Man is so tiny in the Universe that celestial bodies might seem to be too remote to be within the reach of human beings. Yet ingenious astronomers throughout history still perseveringly hacked their way to measure the distances of these celestial bodies purely by their twinkling, obscure lights.
To measure the distance of heavenly objects close to us, we can use a method called "parallax", a simple visual phenomenon that was well understood by ancient Greek more than two thousand years ago and was then used to estimate the Earth's radius.
The Hubble Space Telescope captured the
light variation of o e of the Cepheids inside the spiral galaxy M100 which
is at a distance of 56 million light years away from Earth.
Photo Credit : NASA, HST, W. Freedman (CIW),
R. Kennicutt (U.Arizona), J. Mould (ANU).
In the 16th century, Danish astronomer Tycho Brahe applied the method to prove that comets were further away from the Earth than the Moon. Parallax is a reliable method to gauge the distance of celestial objects a few thousand light-years away. For objects outside that range, we have to find another way.
In 1784, John Gooddricke, a 19-year old British astronomer discovered that Delta Cephei was a variable star with a period of 5.4 days. Two years later, this dumb and deaf genius suddenly passed away.

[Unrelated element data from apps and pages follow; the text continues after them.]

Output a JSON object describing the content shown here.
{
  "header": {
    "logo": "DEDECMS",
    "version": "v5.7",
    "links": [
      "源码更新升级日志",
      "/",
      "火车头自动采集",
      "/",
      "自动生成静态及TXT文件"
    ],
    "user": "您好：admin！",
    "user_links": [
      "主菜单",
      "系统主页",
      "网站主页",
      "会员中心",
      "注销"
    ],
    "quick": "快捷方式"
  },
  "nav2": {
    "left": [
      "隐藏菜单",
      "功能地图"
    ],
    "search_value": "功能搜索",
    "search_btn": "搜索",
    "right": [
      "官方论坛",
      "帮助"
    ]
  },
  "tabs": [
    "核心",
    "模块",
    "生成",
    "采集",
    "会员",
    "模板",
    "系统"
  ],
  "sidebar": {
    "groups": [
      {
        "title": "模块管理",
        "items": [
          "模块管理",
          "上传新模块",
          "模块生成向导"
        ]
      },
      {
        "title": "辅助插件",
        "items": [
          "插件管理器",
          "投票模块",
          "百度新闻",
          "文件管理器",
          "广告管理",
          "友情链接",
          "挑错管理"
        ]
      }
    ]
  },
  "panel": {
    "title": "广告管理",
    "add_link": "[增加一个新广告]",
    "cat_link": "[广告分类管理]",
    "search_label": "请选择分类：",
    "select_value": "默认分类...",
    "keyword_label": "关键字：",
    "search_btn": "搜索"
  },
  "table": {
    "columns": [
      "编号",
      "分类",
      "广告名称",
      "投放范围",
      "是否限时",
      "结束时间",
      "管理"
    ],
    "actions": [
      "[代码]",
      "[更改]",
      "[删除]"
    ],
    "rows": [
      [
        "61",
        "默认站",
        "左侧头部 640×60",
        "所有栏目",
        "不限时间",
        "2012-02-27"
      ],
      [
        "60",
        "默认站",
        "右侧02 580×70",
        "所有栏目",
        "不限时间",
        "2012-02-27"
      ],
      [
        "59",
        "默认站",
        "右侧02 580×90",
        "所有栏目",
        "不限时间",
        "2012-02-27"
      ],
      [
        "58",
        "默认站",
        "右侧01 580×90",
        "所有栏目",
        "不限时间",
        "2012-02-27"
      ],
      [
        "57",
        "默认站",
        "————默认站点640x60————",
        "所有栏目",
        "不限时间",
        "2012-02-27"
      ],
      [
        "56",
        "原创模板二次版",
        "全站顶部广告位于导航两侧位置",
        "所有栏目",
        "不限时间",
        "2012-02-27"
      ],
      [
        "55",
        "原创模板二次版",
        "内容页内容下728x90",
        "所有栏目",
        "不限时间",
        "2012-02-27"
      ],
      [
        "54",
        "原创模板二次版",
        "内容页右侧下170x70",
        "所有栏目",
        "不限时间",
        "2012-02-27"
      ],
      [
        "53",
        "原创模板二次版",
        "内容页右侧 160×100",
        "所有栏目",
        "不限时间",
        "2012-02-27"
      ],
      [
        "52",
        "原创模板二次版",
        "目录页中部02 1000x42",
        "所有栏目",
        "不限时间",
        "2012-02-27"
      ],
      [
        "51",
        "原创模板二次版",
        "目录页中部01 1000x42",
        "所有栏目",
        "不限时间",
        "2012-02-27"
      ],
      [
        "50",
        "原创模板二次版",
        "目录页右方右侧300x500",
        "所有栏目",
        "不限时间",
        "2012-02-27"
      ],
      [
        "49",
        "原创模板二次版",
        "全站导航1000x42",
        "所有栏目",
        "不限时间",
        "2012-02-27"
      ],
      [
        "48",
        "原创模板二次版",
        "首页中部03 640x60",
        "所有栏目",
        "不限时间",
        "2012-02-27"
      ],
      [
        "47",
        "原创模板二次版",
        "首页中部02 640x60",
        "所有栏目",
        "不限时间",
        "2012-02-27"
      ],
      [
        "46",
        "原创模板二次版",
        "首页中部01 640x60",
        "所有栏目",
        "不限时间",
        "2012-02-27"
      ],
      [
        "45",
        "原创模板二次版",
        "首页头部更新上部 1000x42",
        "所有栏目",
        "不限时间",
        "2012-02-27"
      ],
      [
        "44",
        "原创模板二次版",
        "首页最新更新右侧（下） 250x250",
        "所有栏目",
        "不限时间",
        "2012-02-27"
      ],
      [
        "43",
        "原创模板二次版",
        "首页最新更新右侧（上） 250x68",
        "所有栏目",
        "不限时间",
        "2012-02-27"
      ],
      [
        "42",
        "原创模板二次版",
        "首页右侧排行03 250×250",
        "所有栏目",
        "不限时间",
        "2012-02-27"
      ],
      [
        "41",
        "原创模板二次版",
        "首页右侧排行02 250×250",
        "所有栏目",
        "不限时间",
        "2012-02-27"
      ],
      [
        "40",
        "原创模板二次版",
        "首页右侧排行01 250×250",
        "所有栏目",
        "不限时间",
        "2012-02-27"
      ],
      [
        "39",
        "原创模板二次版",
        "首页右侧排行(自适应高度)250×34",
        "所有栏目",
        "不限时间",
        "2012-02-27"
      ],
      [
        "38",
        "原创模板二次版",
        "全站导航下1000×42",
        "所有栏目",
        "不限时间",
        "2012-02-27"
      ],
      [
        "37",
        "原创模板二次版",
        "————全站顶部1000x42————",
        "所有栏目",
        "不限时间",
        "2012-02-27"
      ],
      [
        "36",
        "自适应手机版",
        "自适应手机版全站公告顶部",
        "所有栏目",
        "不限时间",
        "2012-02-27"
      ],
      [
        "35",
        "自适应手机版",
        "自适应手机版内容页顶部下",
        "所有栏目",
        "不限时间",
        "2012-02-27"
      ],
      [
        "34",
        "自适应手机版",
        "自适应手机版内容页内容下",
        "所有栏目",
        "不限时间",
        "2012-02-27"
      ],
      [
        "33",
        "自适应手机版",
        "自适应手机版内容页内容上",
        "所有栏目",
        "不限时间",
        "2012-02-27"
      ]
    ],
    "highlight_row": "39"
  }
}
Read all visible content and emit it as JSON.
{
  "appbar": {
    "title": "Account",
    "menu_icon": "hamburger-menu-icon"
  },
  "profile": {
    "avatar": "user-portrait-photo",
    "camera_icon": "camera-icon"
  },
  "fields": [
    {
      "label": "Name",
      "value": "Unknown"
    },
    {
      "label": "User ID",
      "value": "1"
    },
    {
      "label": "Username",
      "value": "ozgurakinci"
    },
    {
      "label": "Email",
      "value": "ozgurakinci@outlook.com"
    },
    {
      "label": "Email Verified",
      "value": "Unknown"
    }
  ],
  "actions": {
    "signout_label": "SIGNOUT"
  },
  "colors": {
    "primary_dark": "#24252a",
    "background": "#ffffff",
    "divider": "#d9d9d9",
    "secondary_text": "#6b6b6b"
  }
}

But his discovery offered the mankind a tool to measure stellar distance up to over 100 million light-years! Since Delta Cephei was one of the earliest members of a special kind of variables being discovered, all variables in this family are called Cepheid variables or simply Cepheids. Subsequently astronomers found more and more Cepheids in different corners of the Universe and discovered that there exists a simple relationship between their luminosities and light variation periods. By making use of this relationship, astronomers can turn Cepheids into celestial yardsticks of the Universe, enabling us to easily map the position of galaxies within 100 million light-years. However, the Universe is much bigger than that, the yardstick is still too short in comparison.
In the beginning of the 20th century, American astronomer Edwin Hubble discovered that nearly all galaxies are moving away from us with velocities proportional to their distances from the Earth, inferring that the Universe is expanding. Based on his discovery, astronomers can first find out the receding velocity of a celestial body by the redshift of its spectrum, then using the receding velocity-distance relationship, or the Hubble's law, to calculate the distance. In principle, this method can be applied to celestial object with any distance, no matter how far away. However, the Hubble's law is based on the Big Bang Theory which is still being developed, the accuracy of the distances obtained is questionable.
In recent year, astronomers found a new celestial yardstick, which allows us to measure more precisely the distances of celestial bodies billions of light-years away. When studying Type Ia supernovae, astronomers found that not only they have similar light curve, they also have the same peak luminosity. As supernova is the explosive death of a star in an event so violent that for a brief period that a single star shines as brightly as a whole galaxy of more than 100 billion ordinary stars, it can be easily seen even it is a few billion light-years away. Astronomers painstakingly scan galaxies in the Universe for Type Ia supernovae. If such supernovae are luckily found, the peak luminosities can be measured and hence the distances of the host galaxies from the Earth can be determined. It was through this method that a group of American astronomers worked out in 1998 the distance of some extremely remote galaxies. If we compare the distanced of these galaxies deduced from Type Ia supernovae with those from Hubble's law, it will provide extremely valuable information for astronomers to verify the Big Bang Theory.